Unemployment of Spain Declines in 2014

05.01.2015 Auteur: The Wallstreet Journal

MADRID—Spain’s jobless numbers fell sharply in 2014, posting the largest annual drop in the number of unemployed since 1998, an indication that solid job creation and a still significant—albeit reduced—net emigration of working-age residents are contributing to a faster-than-anticipated improvement in the outlook for the country’s labor market.

The Labor Ministry said on Monday jobless claims in December declined by 64,405, to 4.45 million, from November. The seasonally-adjusted number of jobless claims also fell, for the fifth consecutive month.

Spain’s economy has been steadily expanding since it emerged in mid-2013 from its second recession in five years, and analysts say it may grow 2% or more this year. Gross domestic product rose 0.5% in the three months through September, a relatively high level by Eurozone standards.
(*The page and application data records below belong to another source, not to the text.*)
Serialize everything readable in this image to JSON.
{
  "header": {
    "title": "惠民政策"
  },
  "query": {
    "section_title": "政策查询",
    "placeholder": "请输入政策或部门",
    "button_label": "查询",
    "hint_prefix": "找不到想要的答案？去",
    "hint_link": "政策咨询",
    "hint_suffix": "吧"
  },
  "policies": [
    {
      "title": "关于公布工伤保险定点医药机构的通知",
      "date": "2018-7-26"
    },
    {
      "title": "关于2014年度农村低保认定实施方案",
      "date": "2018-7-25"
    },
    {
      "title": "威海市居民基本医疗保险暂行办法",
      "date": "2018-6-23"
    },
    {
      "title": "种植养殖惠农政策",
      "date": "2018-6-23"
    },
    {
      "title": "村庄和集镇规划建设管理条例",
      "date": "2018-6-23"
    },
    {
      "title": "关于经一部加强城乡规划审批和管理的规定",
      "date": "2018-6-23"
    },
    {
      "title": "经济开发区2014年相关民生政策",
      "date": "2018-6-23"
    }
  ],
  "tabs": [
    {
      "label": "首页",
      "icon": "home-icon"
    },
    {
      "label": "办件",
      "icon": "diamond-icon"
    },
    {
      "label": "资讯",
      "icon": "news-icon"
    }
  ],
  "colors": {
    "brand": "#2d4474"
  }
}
Spain’s deputy Labor minister Engracia Hidalgo said on Monday labor reforms, which focused on making it cheaper for companies to hire and lay off workers, have been particularly effective in driving the number of new contracts, which soared by two million in 2014 from 2013, including short-term contracts.

Over the past two years, jobless claims in Spain dropped by just over half a million, with a 253,627 decrease last year alone. A key difference is that job destruction continued into 2013—which drove the number of jobs lost during the 2008-2013 crisis to three million, in a country of 47 million residents—while the economy created just over 400,000 net new jobs last year.

Last month, Spain’s statistics institute INE said the country’s population fell at a significantly lower pace in the first half last year, compared with the same period of 2013, as emigration by locals and foreign nationals decreased while immigration increased slightly.

INE’s report—which addresses a subject that has generated much hand-wringing over brain drain in the country—showed that the number of emigrants fell by 21% in the period, while the number of immigrants rose by 2%, including returning Spaniards. Of the net 50,426 departures, half were Spaniards and the other half foreign residents.

In October, INE said Spain’s unemployment rate fell to 23.7% at the end of the third quarter, from 24.5% in the second. INE plans to release the fourth-quarter unemployment rate Jan. 22.